if we really believed that effective and reliable remote
participation was critical to the IETF".  I agree that we
(again, due in very large measure to your efforts and that of
your colleagues) are getting quite close to that first
objective.  I think we would be even closer if the community
stopped wasting time, facilities, and bandwidth on WebEx and
concentrated those resources on Meetecho.  But what we are not
doing -- and what I think the community and its formal
leadership are not serious enough about-- is that second
category.  

As examples, should your colleagues and the NOC be told by the
IESG that, if there are technical problems with remote feeds or
input, you are entirely justified in stopping a WG meeting to
get those problems resolved and should do so?  If there is an
active discussion in a WG and a remote participant cannot
contribute to it do to lag, some technical problem, or how the
mic line is being managed, does she have the right to protest
and, if so, how should that protest be expressed?   As someone
else suggested, should we have a "put hand up" or "put me in the
queue"  function that applied to both those in the room and
remote participants on an equal (or fair) basis?   Should we
really move toward moderation of sessions and, if so, how and
under what rules?    If I'm remote and asking a question at the
virtual mic (or having it asked on my behalf) should my picture
be on the screen in the meeting room and projected to others
and, if so, how would be do that?

I'm sure you have a list of your own.  I also note that the
items on the list above are at least partially non-technical.

"Not serious" was a comment entirely about things like that
second list and the amount of serious (sic) attention it seems
(or, more accurately, does not seem) to be getting, despite your
efforts, my efforts, and the efforts of several others.

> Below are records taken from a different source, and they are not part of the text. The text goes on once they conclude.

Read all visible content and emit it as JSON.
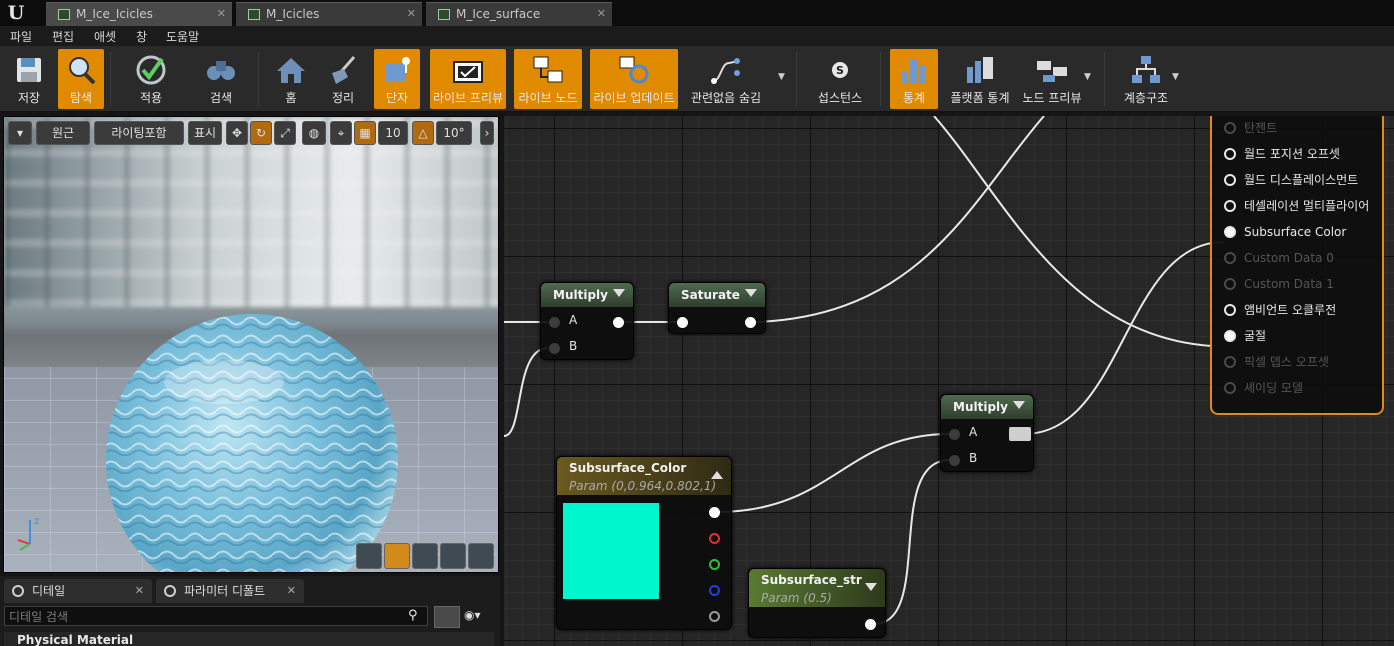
{
  "tabs": [
    {
      "label": "M_Ice_Icicles",
      "active": true
    },
    {
      "label": "M_Icicles",
      "active": false
    },
    {
      "label": "M_Ice_surface",
      "active": false
    }
  ],
  "menu": [
    "파일",
    "편집",
    "애셋",
    "창",
    "도움말"
  ],
  "toolbar": {
    "save": "저장",
    "browse": "탐색",
    "apply": "적용",
    "search": "검색",
    "home": "홈",
    "clean_up": "정리",
    "connectors": "단자",
    "live_preview": "라이브 프리뷰",
    "live_nodes": "라이브 노드",
    "live_update": "라이브 업데이트",
    "hide_unrelated": "관련없음 숨김",
    "substance": "섭스턴스",
    "stats": "통계",
    "platform_stats": "플랫폼 통계",
    "node_preview": "노드 프리뷰",
    "hierarchy": "계층구조"
  },
  "viewport": {
    "perspective": "원근",
    "lit": "라이팅포함",
    "show": "표시",
    "grid_snap": "10",
    "rotation_snap": "10°"
  },
  "details": {
    "tab_details": "디테일",
    "tab_params": "파라미터 디폴트",
    "search_placeholder": "디테일 검색",
    "section": "Physical Material"
  },
  "graph": {
    "multiply1": {
      "title": "Multiply",
      "a": "A",
      "b": "B"
    },
    "saturate": {
      "title": "Saturate"
    },
    "multiply2": {
      "title": "Multiply",
      "a": "A",
      "b": "B"
    },
    "subsurface_color": {
      "title": "Subsurface_Color",
      "sub": "Param (0,0.964,0.802,1)",
      "color": "#00f6cd"
    },
    "subsurface_str": {
      "title": "Subsurface_str",
      "sub": "Param (0.5)"
    },
    "result_pins": [
      {
        "label": "탄젠트",
        "enabled": false
      },
      {
        "label": "월드 포지션 오프셋",
        "enabled": true
      },
      {
        "label": "월드 디스플레이스먼트",
        "enabled": true
      },
      {
        "label": "테셀레이션 멀티플라이어",
        "enabled": true
      },
      {
        "label": "Subsurface Color",
        "enabled": true,
        "connected": true
      },
      {
        "label": "Custom Data 0",
        "enabled": false
      },
      {
        "label": "Custom Data 1",
        "enabled": false
      },
      {
        "label": "앰비언트 오클루전",
        "enabled": true
      },
      {
        "label": "굴절",
        "enabled": true,
        "connected": true
      },
      {
        "label": "픽셀 뎁스 오프셋",
        "enabled": false
      },
      {
        "label": "셰이딩 모델",
        "enabled": false
      }
    ]
  },
  "colors": {
    "accent": "#e08a00",
    "result_border": "#e08a1a"
  }
}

Thanks again for your efforts, without while remote
participation would be, IMO, hopeless rather than just about
good enough from a technical standpoint (and that in spite of
some factors working against you).

     john